Nevertheless, Cecily d’Edgeley’s father thinks 1293 is a very good time to be an Englishman in Caernarvon. Now that the Welsh principality has been subdued by strict English rule for the past decade, he is drawn there by the promise of land, prestige, and the exorbitant privileges that come with a burgage. Not at all thrilled about the move, Cecily, who is prone to chronic bouts of selfishness and melodrama, is convinced her father has ruined her life as she will surely meet a fate like that of “the saints who were sent into the desert to be killed by infidels.”
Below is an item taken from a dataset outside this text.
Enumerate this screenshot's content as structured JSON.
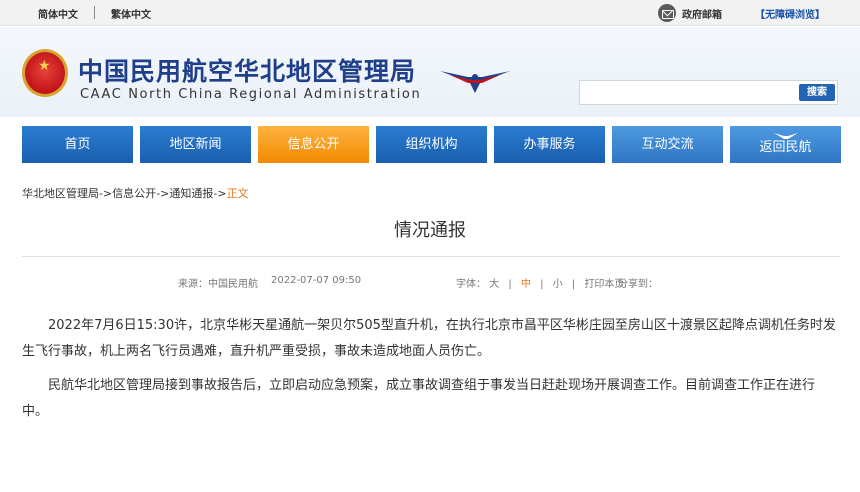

She arrives to find nary a Welshman in sight; they live beyond the city walls and must pay a tax to even market their wares outside the walls. One word against them from an Englishman results in amercements, arrests, and disproportionate punishments. Although Cecily rejoices in the leverage she has over the Welsh, her new concerns include Very Pressing Matters like vying for the position of lady of the house, antagonizing the defiant housemaid, and coaxing her father to part with enough coin for a decent gown, lest the snotty honesti look down on them.
It’s no wonder the maid, Gwenhyfar, can’t stand Cecily. Personalities aside, there’s bad blood between the two simply because Cecily is English and she orders Gwinny around in the very house Gwinny’s family used to own, before Gwinny’s father went out to fight and never came back. Overworked and underfed, everything about Gwinny is sparse, even the font used to print her pov chapters, as if she’s literally too worn from trying to survive to form full-bodied sentences, apart from those she repeats like a mantra: The lot of them should burn.
There are lighter moments, too, when Gwinny and Cecily team up to dispense justice, first to a bullying levelooker and then to an indiscriminate cad who’s been calling on Cecily. It’s then when I think, and this is the part where they put aside their differences and become true and fast friends. And perhaps they could have been. But Coates refuses to write for us a “tidy” ending and I applaud her for it.
Impeccably researched and vividly brought to life, Cecily and Gwinny and the Welsh without and the English within feel absolutely real because their loyalties are shaped by too much history, especially the escalating conflict which looms over everyone’s personal trajectories. What is justice? And who are the wicked? The labels seems clear cut at first. But after spending a year with Cecily and Gwinny, when the day of reckoning comes to Caernarvon, it doesn’t matter who’s less wicked or more innocent; everyone is responsible. It’s too late for reconciliation, but grief and loss bring Cecily and Gwinny to a common understanding. And that may be enough to move beyond the past, not repeat it.